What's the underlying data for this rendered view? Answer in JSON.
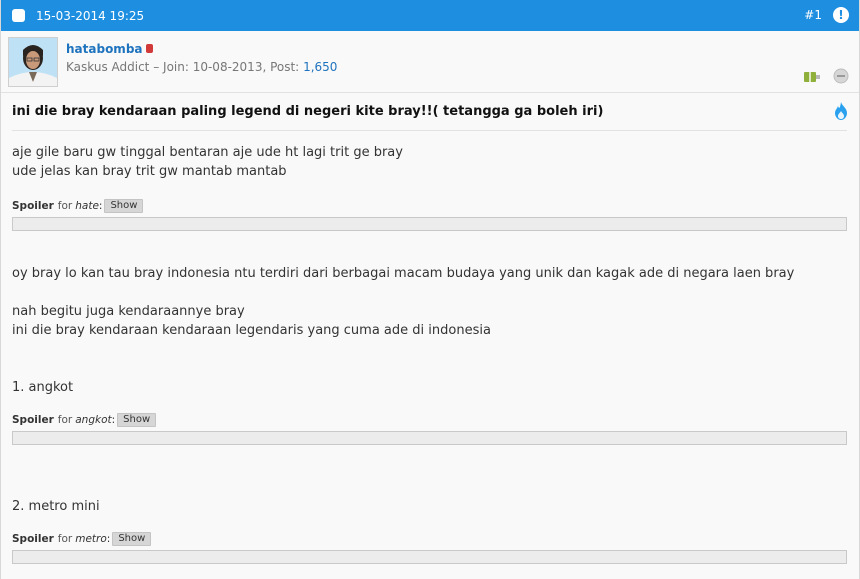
{
  "header": {
    "date": "15-03-2014 19:25",
    "post_number": "#1",
    "alert_icon": "!"
  },
  "user": {
    "name": "hatabomba",
    "rank": "Kaskus Addict",
    "join_text": "– Join: 10-08-2013, Post:",
    "post_count": "1,650"
  },
  "post": {
    "title": "ini die bray kendaraan paling legend di negeri kite bray!!( tetangga ga boleh iri)",
    "intro_lines": [
      "aje gile baru gw tinggal bentaran aje ude ht lagi trit ge bray",
      "ude jelas kan bray trit gw mantab mantab"
    ],
    "spoilers": [
      {
        "label": "Spoiler",
        "for": "for",
        "name": "hate",
        "button": "Show"
      },
      {
        "label": "Spoiler",
        "for": "for",
        "name": "angkot",
        "button": "Show"
      },
      {
        "label": "Spoiler",
        "for": "for",
        "name": "metro",
        "button": "Show"
      }
    ],
    "body_line_1": "oy bray lo kan tau bray indonesia ntu terdiri dari berbagai macam budaya yang unik dan kagak ade di negara laen bray",
    "body_line_2": "nah begitu juga kendaraannye bray",
    "body_line_3": "ini die bray kendaraan kendaraan legendaris yang cuma ade di indonesia",
    "item_1": "1. angkot",
    "item_2": "2. metro mini"
  },
  "icons": {
    "checkbox": "checkbox-icon",
    "alert": "alert-icon",
    "gift": "gift-icon",
    "ignore": "ignore-icon",
    "hot": "fire-icon"
  },
  "colors": {
    "header_blue": "#1e8fe0",
    "link_blue": "#1e73be"
  }
}
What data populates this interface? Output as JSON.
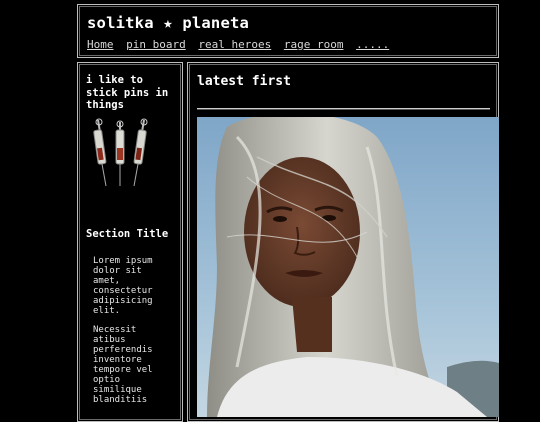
{
  "header": {
    "title": "solitka ★ planeta",
    "nav": [
      "Home",
      "pin board",
      "real heroes",
      "rage room",
      "....."
    ]
  },
  "sidebar": {
    "heading": "i like to stick pins in things",
    "section_title": "Section Title",
    "paragraphs": [
      "Lorem ipsum dolor sit amet, consectetur adipisicing elit.",
      "Necessit atibus perferendis inventore tempore vel optio similique blanditiis"
    ]
  },
  "main": {
    "heading": "latest first"
  }
}
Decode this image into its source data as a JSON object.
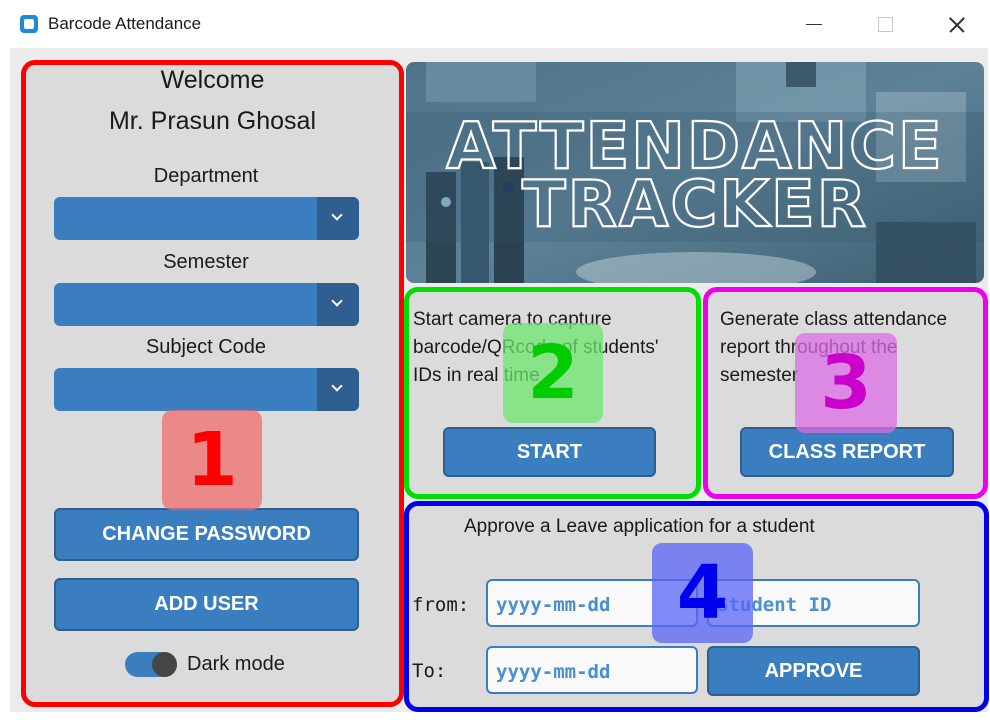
{
  "window": {
    "title": "Barcode Attendance"
  },
  "sidebar": {
    "welcome_line": "Welcome",
    "user_name": "Mr. Prasun Ghosal",
    "department_label": "Department",
    "semester_label": "Semester",
    "subject_label": "Subject Code",
    "change_password": "CHANGE PASSWORD",
    "add_user": "ADD USER",
    "dark_mode_label": "Dark mode"
  },
  "banner": {
    "line1": "ATTENDANCE",
    "line2": "TRACKER"
  },
  "capture": {
    "line1": "Start camera to capture",
    "line2": "barcode/QRcode of students'",
    "line3": "IDs in real time",
    "button": "START"
  },
  "report": {
    "line1": "Generate class attendance",
    "line2": "report throughout the",
    "line3": "semester",
    "button": "CLASS REPORT"
  },
  "leave": {
    "title": "Approve a Leave application for a student",
    "from_label": "from:",
    "to_label": "To:",
    "from_placeholder": "yyyy-mm-dd",
    "student_placeholder": "Student ID",
    "to_placeholder": "yyyy-mm-dd",
    "approve": "APPROVE"
  },
  "annotations": {
    "n1": "1",
    "n2": "2",
    "n3": "3",
    "n4": "4"
  },
  "colors": {
    "accent": "#3a7ebf",
    "outline_1": "#ff0000",
    "outline_2": "#00dd00",
    "outline_3": "#ee00ee",
    "outline_4": "#0000ee"
  }
}
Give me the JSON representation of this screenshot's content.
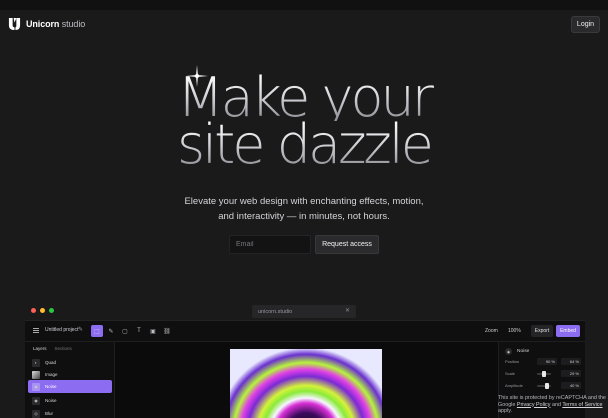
{
  "nav": {
    "brand_bold": "Unicorn",
    "brand_light": "studio",
    "login_label": "Login"
  },
  "hero": {
    "line1": "Make your",
    "line2": "site dazzle",
    "subtitle_line1": "Elevate your web design with enchanting effects, motion,",
    "subtitle_line2": "and interactivity — in minutes, not hours."
  },
  "signup": {
    "email_placeholder": "Email",
    "request_label": "Request access"
  },
  "app": {
    "url": "unicorn.studio",
    "url_close": "✕",
    "window_dots": [
      "#ff5f57",
      "#febc2e",
      "#28c840"
    ],
    "accent": "#8c6cf0",
    "project_name": "Untitled project",
    "zoom_label": "Zoom",
    "zoom_value": "100%",
    "export_label": "Export",
    "embed_label": "Embed",
    "tabs": {
      "layers": "Layers",
      "sections": "Sections"
    },
    "layers": [
      {
        "icon": "gradient-icon",
        "label": "Quad"
      },
      {
        "icon": "image-icon",
        "label": "Image"
      },
      {
        "icon": "noise-icon",
        "label": "Noise",
        "selected": true
      },
      {
        "icon": "noise-icon",
        "label": "Noise"
      },
      {
        "icon": "blur-icon",
        "label": "Blur"
      }
    ],
    "effect": {
      "title": "Noise",
      "props": [
        {
          "label": "Position",
          "v1": "90 %",
          "v2": "64 %"
        },
        {
          "label": "Scale",
          "v1": "29 %"
        },
        {
          "label": "Amplitude",
          "v1": "40 %"
        }
      ]
    }
  },
  "recaptcha": {
    "text1": "This site is protected by reCAPTCHA and the Google",
    "privacy": "Privacy Policy",
    "and": "and",
    "terms": "Terms of Service",
    "apply": "apply."
  }
}
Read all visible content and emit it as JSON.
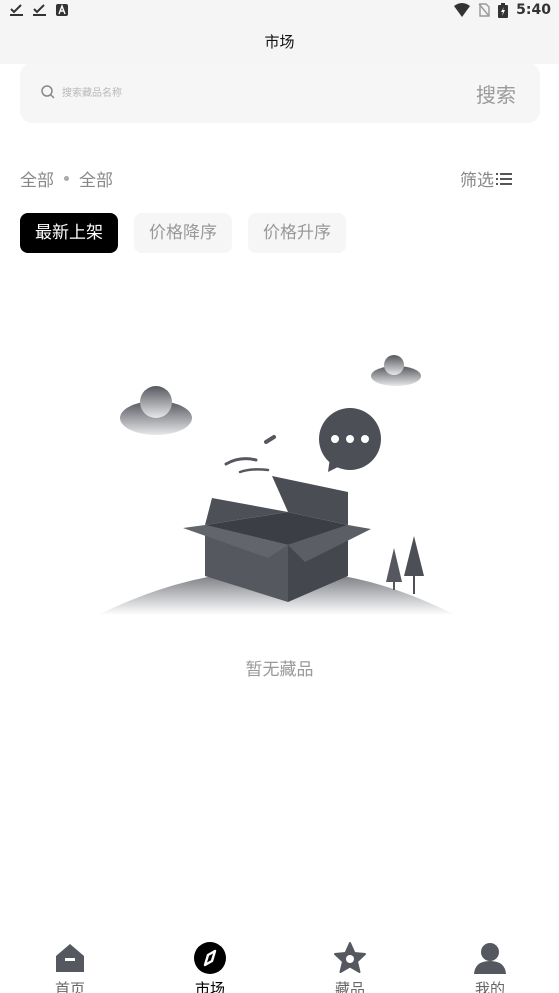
{
  "status_bar": {
    "time": "5:40"
  },
  "header": {
    "title": "市场"
  },
  "search": {
    "placeholder": "搜索藏品名称",
    "button_label": "搜索"
  },
  "filters": {
    "category": "全部",
    "subcategory": "全部",
    "filter_label": "筛选"
  },
  "sort_tabs": [
    {
      "label": "最新上架",
      "active": true
    },
    {
      "label": "价格降序",
      "active": false
    },
    {
      "label": "价格升序",
      "active": false
    }
  ],
  "empty_state": {
    "message": "暂无藏品"
  },
  "tab_bar": [
    {
      "label": "首页",
      "icon": "home-icon"
    },
    {
      "label": "市场",
      "icon": "compass-icon",
      "active": true
    },
    {
      "label": "藏品",
      "icon": "star-icon"
    },
    {
      "label": "我的",
      "icon": "user-icon"
    }
  ],
  "colors": {
    "accent": "#000000",
    "muted": "#999999",
    "surface": "#f6f6f6"
  }
}
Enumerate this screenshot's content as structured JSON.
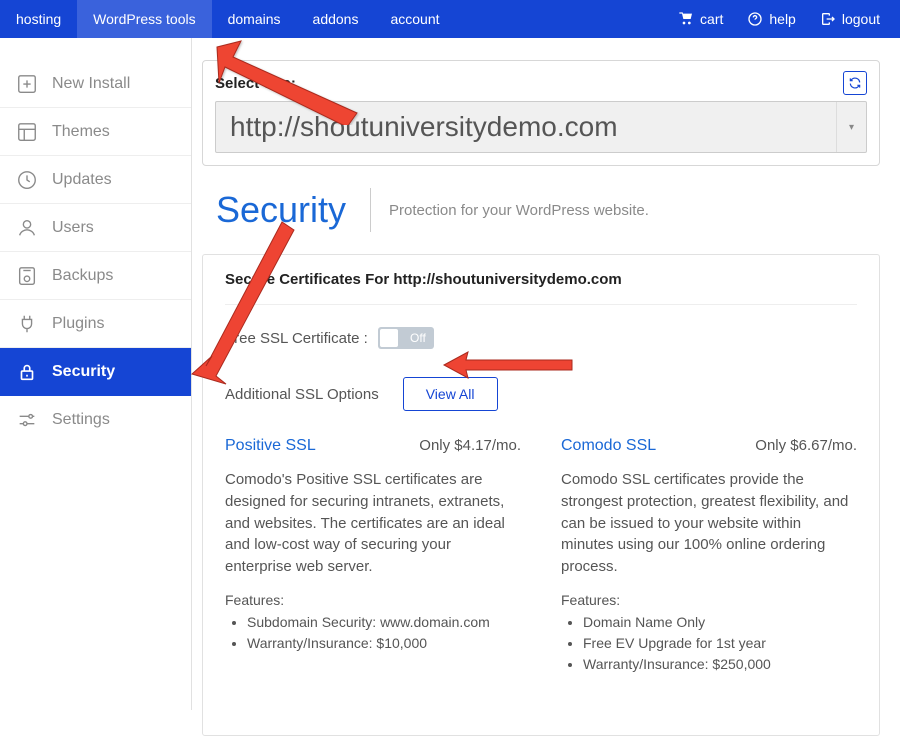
{
  "topnav": {
    "items": [
      "hosting",
      "WordPress tools",
      "domains",
      "addons",
      "account"
    ],
    "active_index": 1,
    "cart": "cart",
    "help": "help",
    "logout": "logout"
  },
  "sidebar": {
    "items": [
      {
        "label": "New Install",
        "icon": "plus-box"
      },
      {
        "label": "Themes",
        "icon": "layout"
      },
      {
        "label": "Updates",
        "icon": "clock"
      },
      {
        "label": "Users",
        "icon": "user"
      },
      {
        "label": "Backups",
        "icon": "disk"
      },
      {
        "label": "Plugins",
        "icon": "plug"
      },
      {
        "label": "Security",
        "icon": "lock"
      },
      {
        "label": "Settings",
        "icon": "sliders"
      }
    ],
    "active_index": 6
  },
  "panel": {
    "select_label": "Select Site:",
    "site_url": "http://shoutuniversitydemo.com"
  },
  "page": {
    "title": "Security",
    "subtitle": "Protection for your WordPress website."
  },
  "card": {
    "heading": "Secure Certificates For http://shoutuniversitydemo.com",
    "free_ssl_label": "Free SSL Certificate :",
    "toggle_state": "Off",
    "additional_label": "Additional SSL Options",
    "viewall": "View All"
  },
  "ssl": [
    {
      "name": "Positive SSL",
      "price": "Only $4.17/mo.",
      "desc": "Comodo's Positive SSL certificates are designed for securing intranets, extranets, and websites. The certificates are an ideal and low-cost way of securing your enterprise web server.",
      "features_title": "Features:",
      "features": [
        "Subdomain Security: www.domain.com",
        "Warranty/Insurance: $10,000"
      ]
    },
    {
      "name": "Comodo SSL",
      "price": "Only $6.67/mo.",
      "desc": "Comodo SSL certificates provide the strongest protection, greatest flexibility, and can be issued to your website within minutes using our 100% online ordering process.",
      "features_title": "Features:",
      "features": [
        "Domain Name Only",
        "Free EV Upgrade for 1st year",
        "Warranty/Insurance: $250,000"
      ]
    }
  ]
}
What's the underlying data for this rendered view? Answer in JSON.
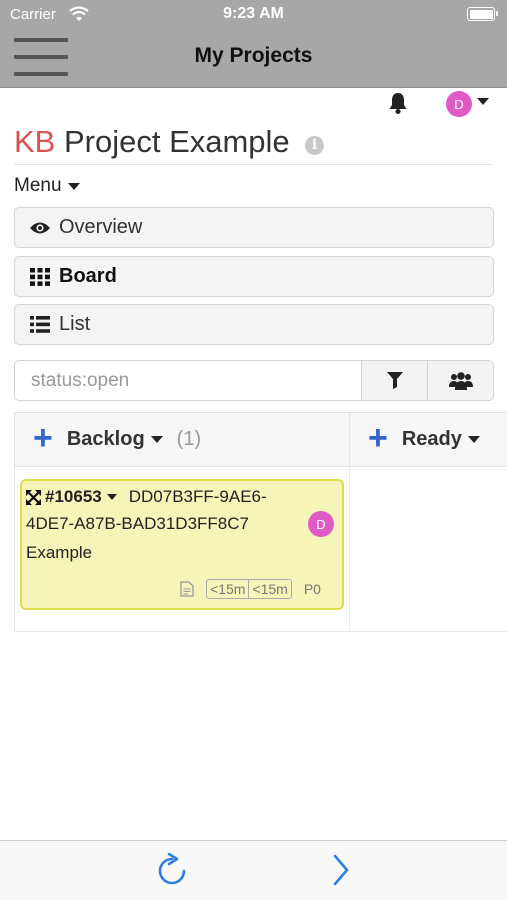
{
  "status_bar": {
    "carrier": "Carrier",
    "time": "9:23 AM"
  },
  "nav": {
    "title": "My Projects"
  },
  "header": {
    "user_initial": "D"
  },
  "project": {
    "prefix": "KB",
    "name": " Project Example"
  },
  "menu": {
    "toggle_label": "Menu",
    "items": [
      {
        "label": "Overview",
        "icon": "eye-icon"
      },
      {
        "label": "Board",
        "icon": "grid-icon",
        "active": true
      },
      {
        "label": "List",
        "icon": "list-icon"
      }
    ]
  },
  "search": {
    "placeholder": "status:open"
  },
  "board": {
    "columns": [
      {
        "name": "Backlog",
        "count": "(1)"
      },
      {
        "name": "Ready"
      }
    ],
    "task": {
      "id": "#10653",
      "ref_line1": "DD07B3FF-9AE6-",
      "ref_line2": "4DE7-A87B-BAD31D3FF8C7",
      "assignee_initial": "D",
      "title": "Example",
      "time_estimated": "<15m",
      "time_spent": "<15m",
      "priority": "P0",
      "color": "#f5f5b9"
    }
  },
  "colors": {
    "accent": "#2f66c8",
    "avatar": "#e05ac6",
    "kb_brand": "#d9534f",
    "task_border": "#dede4c"
  }
}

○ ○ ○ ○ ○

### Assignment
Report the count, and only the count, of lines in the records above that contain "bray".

### Expected answer
6